What Negative Oil Prices Mean for Heating Oil

Negative oil prices?! Yes, you read that right! But no, you will not be paid to fill your heating oil tank. Oil prices have tumbled dramatically in recent months, and just when we thought they could not get any lower – they have. Here’s a snapshot of what’s going on right now.

In the past two months, the COVID19 pandemic has virtually ground the US – and the global economy – to a screeching halt. Planes aren’t flying; kids aren’t going to school, and nearly all non-essential businesses have been ordered shut. In fact, travel has been so significantly reduced, that car accidents have dropped a whopping 50% in recent weeks. And crazier still, futures contracts for Crude Oil are so undesirable, the traders are literally paying for them to be taken off their hands.

May 2020 oil futures contracts have gone negative. This means traders are actually paying to get rid of their contracts for oil delivery in May.

No Demand For Oil, and Nowhere to Store It

How can oil prices be negative? The explanation comes down to futures contracts. What happens in the oil markets is traders buy futures contracts as an investment. An oil futures contract is an agreement made today to buy a quantity of oil at a predetermined date in the future for a predetermined price. A futures trader is hoping that by the time that date actually arrives, the value of that oil is greater than the agreed upon price. If that’s the case, the trader sells the contract to someone else, for a profit. In other cases, the oil price may have dropped, and the trader takes a loss.

In the case of the May futures contracts (oil that someone has agreed to take delivery of in May), there is so little demand for oil, that no one wants it! With planes not flying, and cars not driving, there’s just nobody using oil at the moment. As a result, all of the storage tanks and tankers that store oil between the refineries and the gas pumps are already full. There’s simply nowhere to store the oil!

There is so little demand for oil and gasoline at the moment due to the COVID19 pandemic, that most oil storage tanks are already full. As a result, traders are paying buyers to take their oil futures contracts so they don’t have to actually take delivery of oil in May.

Why Would Anyone Sell at a Negative Price?
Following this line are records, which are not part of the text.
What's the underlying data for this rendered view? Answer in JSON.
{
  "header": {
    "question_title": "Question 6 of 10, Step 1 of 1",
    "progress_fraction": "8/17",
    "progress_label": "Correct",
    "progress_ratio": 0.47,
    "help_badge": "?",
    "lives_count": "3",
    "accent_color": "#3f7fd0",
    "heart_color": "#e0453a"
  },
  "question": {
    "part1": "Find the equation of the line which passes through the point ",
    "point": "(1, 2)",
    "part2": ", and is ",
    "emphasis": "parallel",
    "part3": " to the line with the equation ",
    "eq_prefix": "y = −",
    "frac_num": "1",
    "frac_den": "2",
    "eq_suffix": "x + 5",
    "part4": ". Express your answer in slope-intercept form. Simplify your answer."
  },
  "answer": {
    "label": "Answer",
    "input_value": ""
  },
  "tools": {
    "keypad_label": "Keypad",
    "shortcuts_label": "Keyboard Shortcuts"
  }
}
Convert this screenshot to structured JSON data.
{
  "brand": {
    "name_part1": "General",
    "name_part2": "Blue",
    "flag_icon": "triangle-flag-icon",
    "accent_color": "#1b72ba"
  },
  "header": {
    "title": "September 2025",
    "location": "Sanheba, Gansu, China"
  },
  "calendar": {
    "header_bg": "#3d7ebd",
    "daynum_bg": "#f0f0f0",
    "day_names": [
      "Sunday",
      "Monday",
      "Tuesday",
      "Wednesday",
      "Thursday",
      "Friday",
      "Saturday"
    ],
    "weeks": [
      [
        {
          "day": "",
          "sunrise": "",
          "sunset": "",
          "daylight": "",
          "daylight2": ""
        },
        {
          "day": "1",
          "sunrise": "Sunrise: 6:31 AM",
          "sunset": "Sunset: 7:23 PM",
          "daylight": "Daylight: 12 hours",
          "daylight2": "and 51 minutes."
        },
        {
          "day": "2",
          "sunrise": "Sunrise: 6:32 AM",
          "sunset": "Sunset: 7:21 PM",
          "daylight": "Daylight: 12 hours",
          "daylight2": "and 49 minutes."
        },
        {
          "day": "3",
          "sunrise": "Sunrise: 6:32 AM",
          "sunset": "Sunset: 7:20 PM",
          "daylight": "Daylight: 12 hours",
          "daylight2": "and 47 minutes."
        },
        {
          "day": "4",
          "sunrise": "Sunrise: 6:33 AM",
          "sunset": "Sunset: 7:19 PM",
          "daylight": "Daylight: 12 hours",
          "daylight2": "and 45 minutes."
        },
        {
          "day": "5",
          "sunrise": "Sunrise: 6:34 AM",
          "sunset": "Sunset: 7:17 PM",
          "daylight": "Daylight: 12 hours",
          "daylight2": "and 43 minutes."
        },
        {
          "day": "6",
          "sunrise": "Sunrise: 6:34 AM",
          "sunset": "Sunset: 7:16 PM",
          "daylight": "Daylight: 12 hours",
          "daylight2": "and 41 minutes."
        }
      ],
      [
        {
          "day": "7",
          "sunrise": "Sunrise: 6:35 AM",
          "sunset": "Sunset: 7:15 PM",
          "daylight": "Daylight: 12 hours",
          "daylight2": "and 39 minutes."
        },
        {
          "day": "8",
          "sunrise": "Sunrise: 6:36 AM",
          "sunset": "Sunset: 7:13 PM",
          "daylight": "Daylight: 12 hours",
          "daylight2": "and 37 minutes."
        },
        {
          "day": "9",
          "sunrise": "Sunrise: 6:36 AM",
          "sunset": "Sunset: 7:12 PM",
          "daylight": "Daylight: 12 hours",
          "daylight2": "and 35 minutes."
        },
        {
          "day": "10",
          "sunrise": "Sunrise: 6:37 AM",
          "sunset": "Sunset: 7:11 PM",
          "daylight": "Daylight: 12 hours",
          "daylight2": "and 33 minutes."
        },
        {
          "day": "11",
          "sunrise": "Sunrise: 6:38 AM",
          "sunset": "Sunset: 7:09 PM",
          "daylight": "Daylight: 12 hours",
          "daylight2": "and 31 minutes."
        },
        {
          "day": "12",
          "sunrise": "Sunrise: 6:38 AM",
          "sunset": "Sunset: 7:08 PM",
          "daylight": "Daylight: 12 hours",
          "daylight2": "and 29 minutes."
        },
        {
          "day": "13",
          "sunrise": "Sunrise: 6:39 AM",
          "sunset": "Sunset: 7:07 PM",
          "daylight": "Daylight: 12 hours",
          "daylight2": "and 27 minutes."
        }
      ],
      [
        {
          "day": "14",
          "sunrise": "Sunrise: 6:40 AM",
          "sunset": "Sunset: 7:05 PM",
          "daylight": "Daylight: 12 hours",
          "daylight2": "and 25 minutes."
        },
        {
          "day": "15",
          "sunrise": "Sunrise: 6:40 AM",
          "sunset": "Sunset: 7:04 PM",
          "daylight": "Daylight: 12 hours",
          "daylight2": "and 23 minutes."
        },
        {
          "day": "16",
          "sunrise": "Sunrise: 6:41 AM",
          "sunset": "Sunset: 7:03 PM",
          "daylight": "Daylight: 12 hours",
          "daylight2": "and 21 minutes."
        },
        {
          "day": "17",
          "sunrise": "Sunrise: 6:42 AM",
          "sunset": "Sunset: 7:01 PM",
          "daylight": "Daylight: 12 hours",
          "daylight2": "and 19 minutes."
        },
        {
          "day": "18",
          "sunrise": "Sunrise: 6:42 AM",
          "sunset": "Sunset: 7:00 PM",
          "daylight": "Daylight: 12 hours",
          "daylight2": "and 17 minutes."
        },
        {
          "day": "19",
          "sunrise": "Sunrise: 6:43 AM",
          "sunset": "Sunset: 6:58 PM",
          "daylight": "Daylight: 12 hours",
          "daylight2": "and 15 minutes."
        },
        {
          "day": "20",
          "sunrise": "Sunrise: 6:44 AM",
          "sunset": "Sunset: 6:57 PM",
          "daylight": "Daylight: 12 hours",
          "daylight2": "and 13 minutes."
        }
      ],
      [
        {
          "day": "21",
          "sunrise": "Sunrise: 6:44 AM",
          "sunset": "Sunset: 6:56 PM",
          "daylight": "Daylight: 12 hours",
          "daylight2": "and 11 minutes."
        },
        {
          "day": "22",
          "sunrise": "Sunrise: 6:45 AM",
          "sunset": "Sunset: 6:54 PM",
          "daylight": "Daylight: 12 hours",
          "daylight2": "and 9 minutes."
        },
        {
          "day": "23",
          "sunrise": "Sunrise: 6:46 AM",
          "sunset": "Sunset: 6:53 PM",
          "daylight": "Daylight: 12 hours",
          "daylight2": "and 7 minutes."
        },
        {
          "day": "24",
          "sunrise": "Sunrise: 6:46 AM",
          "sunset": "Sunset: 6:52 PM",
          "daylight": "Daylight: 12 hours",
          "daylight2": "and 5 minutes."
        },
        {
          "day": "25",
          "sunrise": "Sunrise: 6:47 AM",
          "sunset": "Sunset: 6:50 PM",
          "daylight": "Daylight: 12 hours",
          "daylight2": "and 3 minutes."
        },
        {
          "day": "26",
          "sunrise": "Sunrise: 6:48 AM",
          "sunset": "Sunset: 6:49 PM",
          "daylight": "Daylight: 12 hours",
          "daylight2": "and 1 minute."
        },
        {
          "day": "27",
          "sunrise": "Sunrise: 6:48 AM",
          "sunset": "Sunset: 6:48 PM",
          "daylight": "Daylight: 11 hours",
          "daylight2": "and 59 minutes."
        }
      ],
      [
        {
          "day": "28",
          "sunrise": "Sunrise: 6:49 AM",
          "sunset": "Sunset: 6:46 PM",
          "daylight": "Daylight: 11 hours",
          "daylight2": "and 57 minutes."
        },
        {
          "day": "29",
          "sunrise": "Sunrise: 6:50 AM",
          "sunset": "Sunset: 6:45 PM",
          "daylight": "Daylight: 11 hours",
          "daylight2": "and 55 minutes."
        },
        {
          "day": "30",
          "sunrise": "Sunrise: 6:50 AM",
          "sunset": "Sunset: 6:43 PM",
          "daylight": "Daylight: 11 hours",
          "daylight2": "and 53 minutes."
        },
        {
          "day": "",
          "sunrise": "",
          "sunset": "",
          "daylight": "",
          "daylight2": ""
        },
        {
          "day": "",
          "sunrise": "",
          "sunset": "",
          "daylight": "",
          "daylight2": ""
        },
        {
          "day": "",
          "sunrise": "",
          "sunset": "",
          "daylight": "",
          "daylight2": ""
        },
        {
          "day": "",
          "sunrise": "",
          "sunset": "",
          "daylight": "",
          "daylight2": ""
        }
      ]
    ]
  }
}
If a trader purchases a contract to take delivery of oil in May, and fails to sell that contract, then that trader is obligated to actually receive the barrels of oil that were ordered. The problem is, a trader is sitting behind a desk somewhere, and has no way of actually taking those barrels and processing them. So the trader’s only option is to do everything possible to sell those contracts. In this case, this means actually paying someone to take possession of the contracts, and thus the oil.

What This Means for Heating Oil Prices

Fortunately, heating oil prices are at historically low levels at the moment. In Long Island, we’re seeing prices as low as $1.19 per gallon, with prices in the rest of the Northeast hovering around $1.49. Traditionally higher-priced areas such as the Albany, NY area and Maine are a bit closer to $2.00 per gallon still.

With this in mind, prices may fall slightly, but are not likely to go too much lower. The downstream players (e.g. heating oil companies) do not have the same urgency to offload incoming oil as the producers who are pumping the oil out of the ground. The crude oil still needs to be stored, refined, and transported to the terminals where heating oil trucks fill up. All of these steps are costly and ultimately get factored into the price before trucks start rolling. Since oil dealers often work on a fixed ‘cents per gallon’ markup, there’s only so much lower heating oil prices can go.

With that in mind, if you’ve got room in your tank, now would be a perfectly reasonable time to fill up.

Happy Spring everyone,